Issues surrounding one’s exposure online also ties into issues surrounding insurance. With insurance providers taking on more risk, they are expecting their client to be more aware of their own security. Posts of expensive items on social media or clear indications of holiday dates can be seen by insurance companies as raising risk to unacceptable levels, and they may simply refuse to pay a claim if a client can be proved to have ‘brought the risk upon themselves’.
Though private firms have always been available to help assist families, companies and individuals in investigating crimes, such as burglary, there was an expectation in years past that this was largely the job of the police. With the police pulling back, however, the role of private groups in investigating crime and bringing cases against criminals has expanded considerably. These agencies are called in to assist interested parties, post burglary, and work closely with them to run an investigation in order to help catch a potential suspect or achieve some manner of recovery. The key factor regarding an investigation is speed. The quicker a victim of crime is able to have investigators on scene and the task moving forward, the more likely the chances of a successful result. Everything from forensics to CCTV examination can be made available to clients with the aim of being able to produce a report that can be submitted to the CPS in order to help them pursue a case in court.
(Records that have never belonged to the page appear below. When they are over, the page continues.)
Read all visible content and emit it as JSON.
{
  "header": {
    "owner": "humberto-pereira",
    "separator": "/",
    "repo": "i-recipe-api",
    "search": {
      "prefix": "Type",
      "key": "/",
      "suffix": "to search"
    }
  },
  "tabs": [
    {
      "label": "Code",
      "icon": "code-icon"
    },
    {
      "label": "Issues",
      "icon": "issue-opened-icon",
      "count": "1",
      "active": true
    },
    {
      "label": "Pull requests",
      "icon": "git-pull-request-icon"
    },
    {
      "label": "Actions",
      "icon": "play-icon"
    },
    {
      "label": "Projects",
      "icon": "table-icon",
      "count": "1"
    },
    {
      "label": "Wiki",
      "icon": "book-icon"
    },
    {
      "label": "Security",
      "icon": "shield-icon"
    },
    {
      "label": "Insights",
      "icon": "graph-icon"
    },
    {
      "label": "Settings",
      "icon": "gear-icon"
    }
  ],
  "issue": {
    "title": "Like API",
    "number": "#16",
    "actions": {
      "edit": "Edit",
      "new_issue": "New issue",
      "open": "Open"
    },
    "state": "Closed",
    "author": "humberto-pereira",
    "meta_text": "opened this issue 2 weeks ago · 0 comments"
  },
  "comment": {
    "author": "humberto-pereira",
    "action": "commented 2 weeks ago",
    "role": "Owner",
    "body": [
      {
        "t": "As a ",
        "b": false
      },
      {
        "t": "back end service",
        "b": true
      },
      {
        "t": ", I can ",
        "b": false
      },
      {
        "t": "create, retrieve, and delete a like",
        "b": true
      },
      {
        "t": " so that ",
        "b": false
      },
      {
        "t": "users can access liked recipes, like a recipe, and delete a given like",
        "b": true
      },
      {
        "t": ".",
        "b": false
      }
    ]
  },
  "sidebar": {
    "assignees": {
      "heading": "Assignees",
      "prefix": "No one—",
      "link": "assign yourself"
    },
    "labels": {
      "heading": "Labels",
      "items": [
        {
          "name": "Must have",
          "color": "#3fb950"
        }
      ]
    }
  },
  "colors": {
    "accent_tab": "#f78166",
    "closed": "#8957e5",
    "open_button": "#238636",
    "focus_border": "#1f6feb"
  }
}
Regardless of how one feels about the current shrinking nature of the state, the fact remains that the current situation is unlikely to change. Should a Labour government win the next general election (normally a sure sign of increased government spending) there still seems little chance of change. The economic turmoil generated from Brexit and the current unstable nature of world affairs would mean that even an extremely competent administration, under any party, would struggle. There may come a time when the state grows once more and policing can resume its abandoned roles, but until that point homeowners should consider their home security and make sure to check their insurance.